━━━ Data for analysis

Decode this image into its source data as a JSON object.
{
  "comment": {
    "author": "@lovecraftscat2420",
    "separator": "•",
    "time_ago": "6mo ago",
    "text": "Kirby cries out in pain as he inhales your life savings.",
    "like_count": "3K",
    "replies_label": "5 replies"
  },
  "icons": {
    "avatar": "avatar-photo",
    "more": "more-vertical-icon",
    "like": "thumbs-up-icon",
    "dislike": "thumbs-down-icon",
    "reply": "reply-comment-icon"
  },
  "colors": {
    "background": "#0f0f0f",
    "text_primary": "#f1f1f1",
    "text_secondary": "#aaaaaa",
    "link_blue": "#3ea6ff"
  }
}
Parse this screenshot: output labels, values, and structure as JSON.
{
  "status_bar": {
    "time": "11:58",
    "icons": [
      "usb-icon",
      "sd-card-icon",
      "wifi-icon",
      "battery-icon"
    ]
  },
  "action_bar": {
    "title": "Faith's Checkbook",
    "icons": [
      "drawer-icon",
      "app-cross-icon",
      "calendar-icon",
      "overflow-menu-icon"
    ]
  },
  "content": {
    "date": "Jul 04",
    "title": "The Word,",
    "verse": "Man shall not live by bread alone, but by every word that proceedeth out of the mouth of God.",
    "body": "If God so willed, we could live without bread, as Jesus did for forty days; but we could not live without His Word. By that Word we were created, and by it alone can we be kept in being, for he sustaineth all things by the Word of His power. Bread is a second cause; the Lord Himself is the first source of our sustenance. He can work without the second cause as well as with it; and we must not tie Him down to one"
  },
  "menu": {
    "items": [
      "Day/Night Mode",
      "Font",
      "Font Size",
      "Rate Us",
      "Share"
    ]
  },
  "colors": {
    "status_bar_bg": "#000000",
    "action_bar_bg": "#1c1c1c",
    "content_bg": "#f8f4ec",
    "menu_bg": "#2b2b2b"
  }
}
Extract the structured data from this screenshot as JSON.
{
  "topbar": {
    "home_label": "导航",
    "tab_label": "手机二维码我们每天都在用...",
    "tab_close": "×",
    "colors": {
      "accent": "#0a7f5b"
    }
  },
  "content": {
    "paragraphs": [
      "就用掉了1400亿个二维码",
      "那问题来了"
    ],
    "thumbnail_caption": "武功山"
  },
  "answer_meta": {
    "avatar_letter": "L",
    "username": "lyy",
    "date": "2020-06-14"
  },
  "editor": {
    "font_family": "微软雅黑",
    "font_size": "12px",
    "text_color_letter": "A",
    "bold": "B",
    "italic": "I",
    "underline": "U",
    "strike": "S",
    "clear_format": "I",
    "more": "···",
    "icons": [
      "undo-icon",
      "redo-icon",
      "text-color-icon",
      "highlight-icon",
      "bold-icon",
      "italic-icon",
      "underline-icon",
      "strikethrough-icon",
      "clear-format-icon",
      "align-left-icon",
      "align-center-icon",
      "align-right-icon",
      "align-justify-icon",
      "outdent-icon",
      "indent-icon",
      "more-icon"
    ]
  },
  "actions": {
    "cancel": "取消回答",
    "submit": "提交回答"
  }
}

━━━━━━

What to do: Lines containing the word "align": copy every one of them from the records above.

Task result:
      "align-left-icon",
      "align-center-icon",
      "align-right-icon",
      "align-justify-icon",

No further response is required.